“I can’t give you the specific financials, but we are in the black,” Bally’s Director of Entertainment Carlos Reynoso says. “We just did a costume renovation. The quality of the show is still very high. It’s an iconic show, and anybody who comes to Vegas who wants to see something that’s synonymous with Vegas will want to see this show. It is viable for that reason because you come away amazed.”
The quality of the individuals in the costumes sets the show apart, too. There are stringent physical requirements, with the women’s minimum height limit at 5 feet 8 inches and the men at 6 feet. There are no specified weight limits, but all cast members know to maintain the form that got them hired.
“You have to keep your weight off, or in some cases, keep your weight up,” current “Jubilee!” showgirl Katie Currow says. “You don’t want to change your appearance in the show.”
Also disqualified are women who have undergone breast augmentation. “You can tell even from the audience those who have had that done,” Palm says -- or who have been inked with body art. It makes little sense to dress a showgirl in a $7,000 costume of feathers and rhinestones, only to see a unicorn displayed on her derriere.
“We had one instance in our last auditions where we had a very beautiful, well-trained dancer, but we couldn’t take her,” Palm says. “She had a tattoo that stretched all the way across her back.”
Lost in the parade of costumes is the dancing acumen of the cast members. Some casual observers often mistake any costumed women, such as those who have flanked Oscar Goodman during his three terms as Las Vegas mayor, for showgirls.
“I don’t want to be critical, but those are models,” Palm reminds. “Showgirls in this show are trained dancers, and it takes a lot of training and physical strength to perform in these costumes.”
As proof, Palm pulls a costume piece -- a feathery, rhinestone-studded sleeve -- and asks me to drape it over my right arm.
OK, heavy. At least 15 pounds.
“Now lift your leg and keep it there,” she instructs.
“Hold still,” she directs.
“Oh, and keep smiling,” she reminds.

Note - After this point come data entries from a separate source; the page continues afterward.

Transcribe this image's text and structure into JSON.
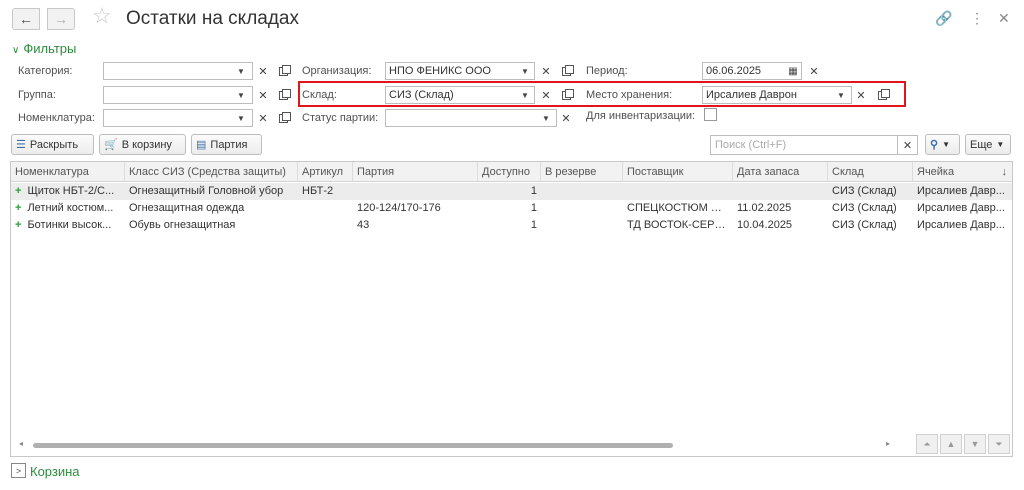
{
  "window": {
    "title": "Остатки на складах",
    "back_icon": "←",
    "forward_icon": "→"
  },
  "filters": {
    "header": "Фильтры",
    "category": {
      "label": "Категория:",
      "value": ""
    },
    "group": {
      "label": "Группа:",
      "value": ""
    },
    "nomenclature": {
      "label": "Номенклатура:",
      "value": ""
    },
    "organization": {
      "label": "Организация:",
      "value": "НПО ФЕНИКС ООО"
    },
    "warehouse": {
      "label": "Склад:",
      "value": "СИЗ (Склад)"
    },
    "batch_status": {
      "label": "Статус партии:",
      "value": ""
    },
    "period": {
      "label": "Период:",
      "value": "06.06.2025"
    },
    "storage_place": {
      "label": "Место хранения:",
      "value": "Ирсалиев Даврон"
    },
    "for_inventory": {
      "label": "Для инвентаризации:",
      "checked": false
    }
  },
  "toolbar": {
    "expand_label": "Раскрыть",
    "to_cart_label": "В корзину",
    "batch_label": "Партия",
    "search_placeholder": "Поиск (Ctrl+F)",
    "more_label": "Еще"
  },
  "table": {
    "columns": [
      "Номенклатура",
      "Класс СИЗ (Средства защиты)",
      "Артикул",
      "Партия",
      "Доступно",
      "В резерве",
      "Поставщик",
      "Дата запаса",
      "Склад",
      "Ячейка"
    ],
    "rows": [
      {
        "nomenclature": "Щиток НБТ-2/С...",
        "class": "Огнезащитный Головной убор",
        "article": "НБТ-2",
        "batch": "",
        "available": "1",
        "reserved": "",
        "supplier": "",
        "date": "",
        "warehouse": "СИЗ (Склад)",
        "cell": "Ирсалиев Давр..."
      },
      {
        "nomenclature": "Летний костюм...",
        "class": "Огнезащитная одежда",
        "article": "",
        "batch": "120-124/170-176",
        "available": "1",
        "reserved": "",
        "supplier": "СПЕЦКОСТЮМ ОО...",
        "date": "11.02.2025",
        "warehouse": "СИЗ (Склад)",
        "cell": "Ирсалиев Давр..."
      },
      {
        "nomenclature": "Ботинки высок...",
        "class": "Обувь огнезащитная",
        "article": "",
        "batch": "43",
        "available": "1",
        "reserved": "",
        "supplier": "ТД ВОСТОК-СЕРВ...",
        "date": "10.04.2025",
        "warehouse": "СИЗ (Склад)",
        "cell": "Ирсалиев Давр..."
      }
    ]
  },
  "cart": {
    "label": "Корзина"
  },
  "colors": {
    "accent_green": "#2e8b3e",
    "highlight_red": "#e0161c"
  }
}
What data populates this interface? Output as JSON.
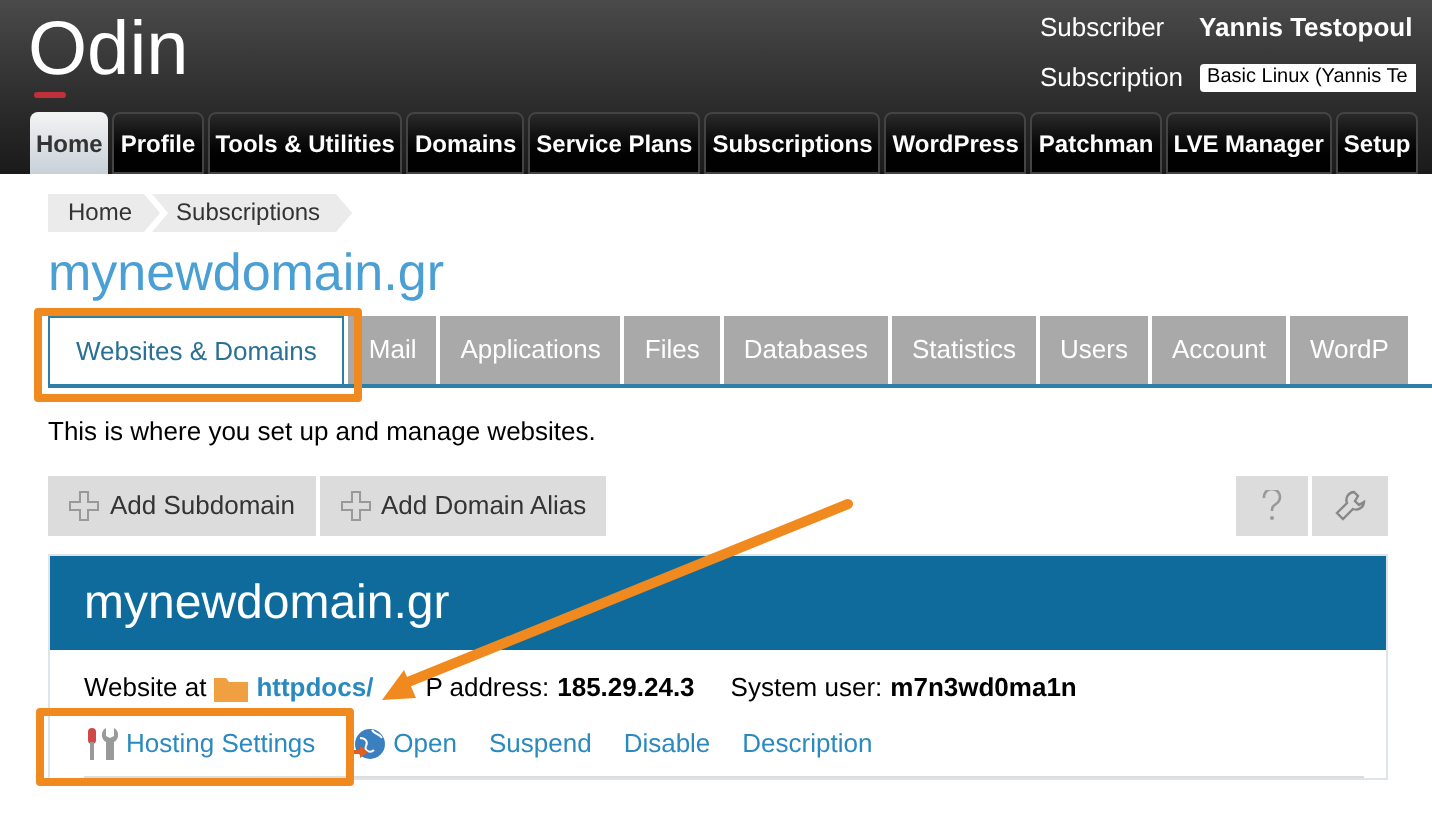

It’s a grimace.
“You get injuries in this show,” Currow said. “I’ve had a hip injury. I had a foot injury that took me out for a month.”
“These are trained dancers,” LeCoque says. “They are not just modeling costumes. They need to kick over heads and do the splits, all of that.”
Being a showgirl is not always pretty.
“It takes a lot of coaching and understanding to make a showgirl,” LeCoque says. “It takes a lot of work and patience to make a performer do all the repetitious work, but that is why ‘Jubilee!’ has worked.”
LeCoque is asked how many times she has seen the show.
“Oh, I can’t tell you what that number is,” she says, chuckling. “I’ll tell you it’s six shows a week for 30 years.”
By that math, it’s 9,360 performances.
“I never get tired of watching the show,” she says, cutting off the next, obvious question. “It’s so varied in its production and ideas. There is constant movement, changes in scenery and costume changes. There are different styles in every number. It’s one kaleidoscope after another.”
And it never stops, this kaleidoscope of kitschy-yet-serious entertainment. It spins forever, at its own pace in its own space. It is a treasure trove of Vegas history, onstage every night.
It is “Jubilee!”